Controversial source documents deserve wider airing, Wikileaks style
The tsunami of flannel emanating from John Key, Phil Goff and the former Defence top dogs will not bury Nicky Hager's latest exposure on New Zealand's involvement in Afghanistan, Iran and the war on terror.
Nor should it.
Whatever your position on New Zealand's relationship with the United States - and I have been a long-time advocate for much closer political, trade and defence ties - Hager's Other People's Wars makes public plenty of new material about the origins of this country's entry into the first wars of the 21st century.
I haven't had time yet to undertake more than a very cursory matching exercise on some areas which I have previously covered.
But the chapter that deals with the negotiations on the rules of engagement that former Prime Minister Helen Clark sought before committing "engineering troops" to Iraq is fascinating.
So, too, the disclosures that New Zealand troops were under British marching orders not to talk to Kiwi journalists about their mission; and the way in which those journalists were later deliberately gulled as to the extent of the full contribution of our Army personnel in Basra.
This matches with the impression I had earlier formed through background discussions with politicians and officials in New Zealand, the US and Britain that Kiwi troops were simply being used as PR cosmetics to dress up the on-the-ground reality of the post-Iraq invasion.
It was a pawn Clark was prepared to play to ensure that New Zealand regained entry to the club.
In a 2003 Herald series "In the National Interest" I wrote about how New Zealand troops were being used as instruments of foreign policy in military hotspots such as Iraq and the Solomon Islands. That series canvassed a culture of secrecy which means New Zealand journalists can obtain clearer information from military websites overseas than is made readily available at home and said much of the official information which the Labour Government chose to publish was hopelessly outdated.
Much of the subsequent coverage of New Zealand's deployments to Iraq or Kabul has seemed little more than a Defence public relations exercise: designed to produce compelling television coverage of Prime Minister John Key - and Clark before him - in "theatres of war".
And it set up the justification to extend those deployments.
There is a pattern here.
When Wikileaks dumped a document by a US official who claimed senior New Zealand Defence officials told him that Clark found her face-saving Iraqi compromise after former Deputy Prime Minister Michael Cullen pointed out New Zealand's absence might cost Fonterra its lucrative "Oil for Food" contract, the revelation was (of course) also denied by all concerned. So who is to be believed?
Indulge me here in another personal example.
In October 2009 I traipsed up to the State Department in Washington to fire two allotted questions to Secretary of State Hillary Clinton after her meeting with Foreign Minister Murray McCully.

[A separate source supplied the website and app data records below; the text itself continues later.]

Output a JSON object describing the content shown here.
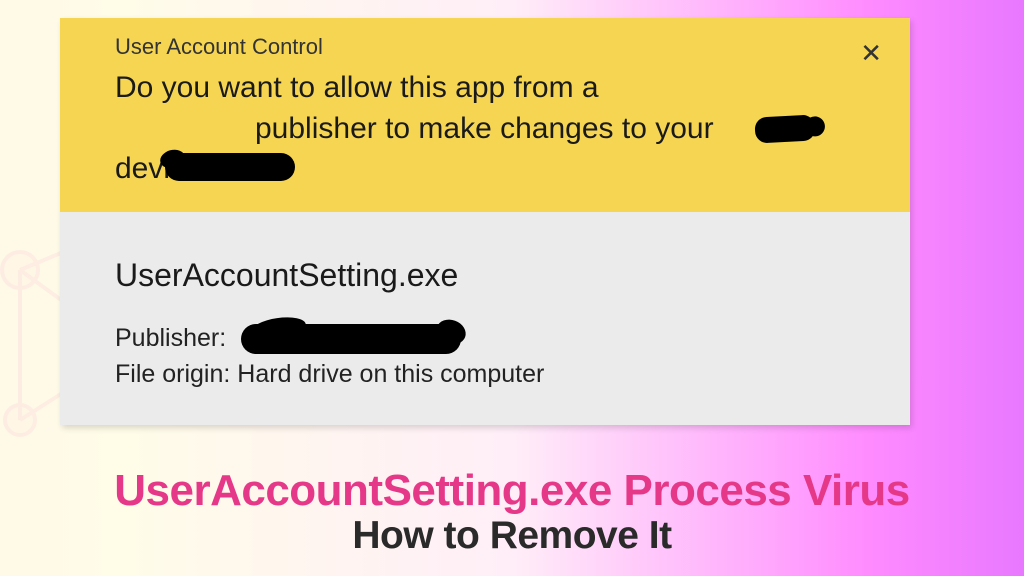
{
  "uac": {
    "title": "User Account Control",
    "question_line1": "Do you want to allow this app from a",
    "question_line2_after": "publisher to make changes to your",
    "question_line3": "device?",
    "app_name": "UserAccountSetting.exe",
    "publisher_label": "Publisher:",
    "file_origin_label": "File origin:",
    "file_origin_value": "Hard drive on this computer",
    "close": "✕"
  },
  "caption": {
    "title": "UserAccountSetting.exe Process Virus",
    "subtitle": "How to Remove It"
  }
}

Clinton and McCully had just made the usual soothing but completely anodyne noises about the health of the relationship.
So I asked Clinton what "real role" did she see for New Zealand at a "more substantive level" - particularly in the areas of defence, security, the Pacific and more particularly in East Asia, where there was a vacuum in leadership which China was filling to the detriment of the US.
Clinton again acknowledged how much the US valued New Zealand's partnership and its leadership in all those areas.

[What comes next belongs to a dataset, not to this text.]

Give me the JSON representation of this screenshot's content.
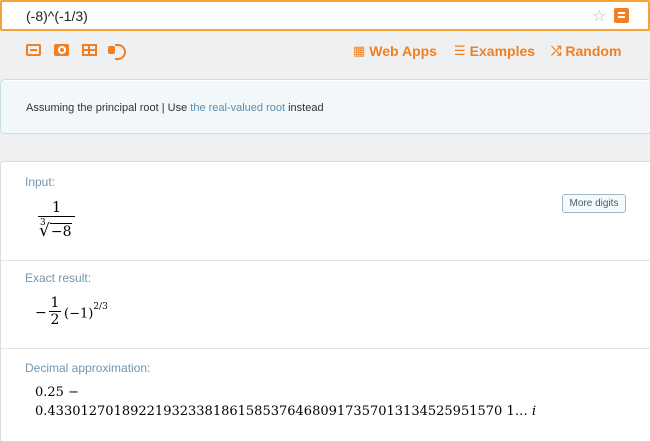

Then she revealed: "We are resuming our intelligence-sharing co-operation, which we think is very significant."
As indeed it was. The US Embassy in Wellington made sure the videotape of Clinton's briefing went to New Zealand media that evening.
But when journalists asked Key to comment he refused, saying simply "I just don't comment on issues of national security".
What is - and remains - outrageous is the fact that Clinton was advised by the US Embassy that the restoration of intelligence sharing was a "no comment" issue during her subsequent visit to New Zealand.
This pattern of absurd secrecy is why the revelations that Hager's ferreting have brought to the public eye are important. So too the work of independent journalist Jon Stephenson, whose disclosures in Metro magazine prompted the PM to undermine his credibility rather than engage seriously on the content of his article.
Clearly Hager has filtered the new disclosures through his own predictable prism. That's what he does. In my view the focus on whether or not the CIA is working alongside NZ's provincial reconstruction team in Afghanistan is banal. So what. But that does not negate the substance of leaked military and intelligence documents he has unearthed.
It's obvious to other than the obviously obtuse that Hager is not going to disclose the identity of his confidential sources. They would appear to be well-placed.
But he should now follow in Julian Assange's footsteps and make his confidential source documents public through an open-source website so journalists and Defence commentators can independently assess them.